For the 7th inning stretch the fans all sang “Country Boy” fabricated tradition later John Denver famously sang this atop the dugout in 1997 and in Game ane of the 1983 World Series.

We saw a glimpse of The Oriole Bird mascot before the game started and between innings dancing on the dugout with a cute kid. Apparently the mascot doesn’t have a special name and has been chosen The Oriole Bird since he hatched in 1979. We also saw a black cat run forth the first base of operations line earlier the game started (I’m assuming that was just an accident but I was excited to see a true cat 😻).

The Oriole Bird
The Oriole Bird mascot

The celebrations for monumental moments were pretty minimal.
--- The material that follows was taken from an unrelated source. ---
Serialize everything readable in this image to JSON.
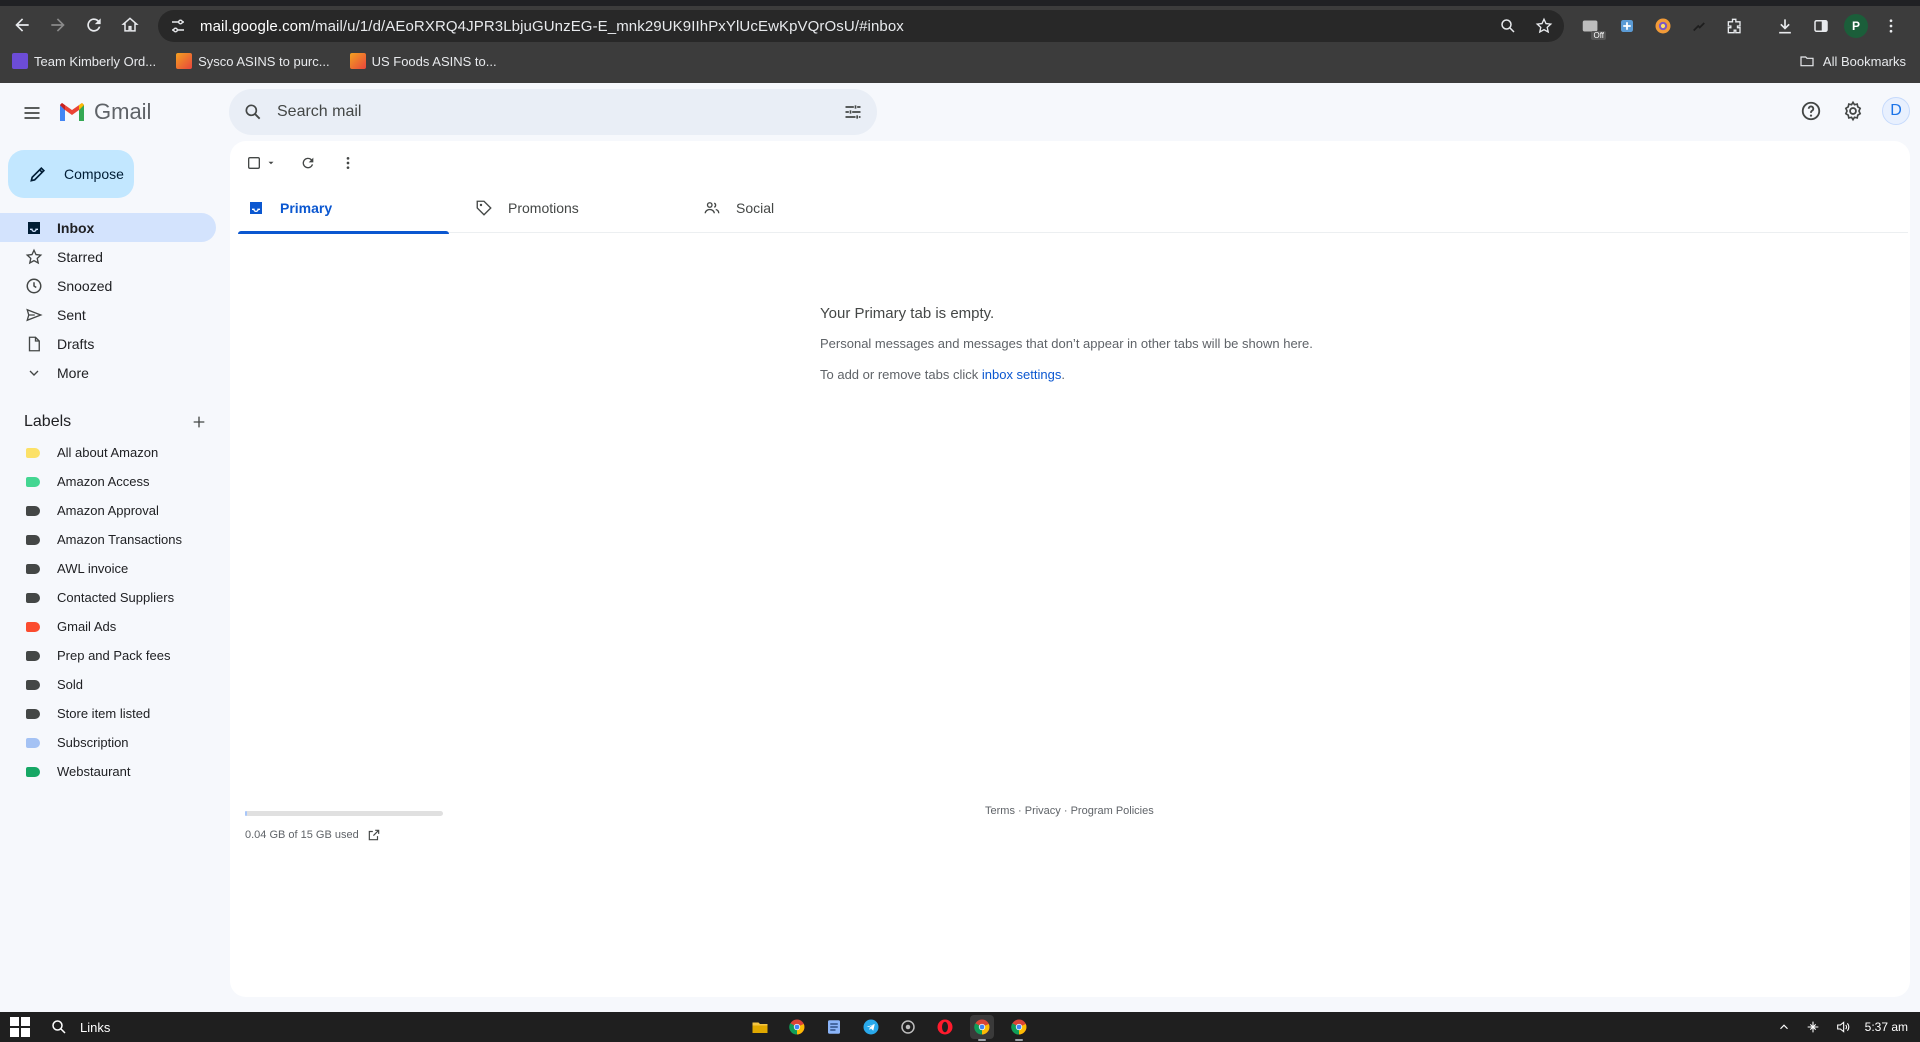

Nunez striking a homer, and the correct field / primary sign lit up with “Home Run” and a bong/siren went off. When the Orioles scored the sign lit upwardly with “O’mazing.” Later the win, the signs just lit up with “Orioles Win.”

Summary & Scoring

Date Visited:Mon, May 27, 2019 (Memorial Mean solar day)
Game Played:
Orioles 5, Tigers 3. The Orioles with their MLB-worst record, fifty-fifty won a game for us! Highlights included home runs past Nunez and Villar and 2 Detroit errors that resulted in unearned runs. Box Score
4 out of 5 stars
– Iconic brick warehouse integrated into right field forth Eutaw Street


3.8 out of 5 stars
– Near Inner Harbor and Baby Ruth’southward Birthplace
4.5 out of 5 stars
– Crab-smothered everything, Boog’s BBQ, great local beers like Flying Dog


4 out of 5 stars
– Eutaw Street with lounge areas, many concession stands, and admission to team/authentics stores


3.8 out of 5 stars
– “Country Boy” vocal tradition, great fan participation


3.9 out of 5 stars
– Camden Yards is a beautiful, iconic, influential ballpark, and while its active fanbase is currently modest, it is extremely loyal. It is above-boilerplate across the board, from its crab-filled menu to its prime location almost the harbor.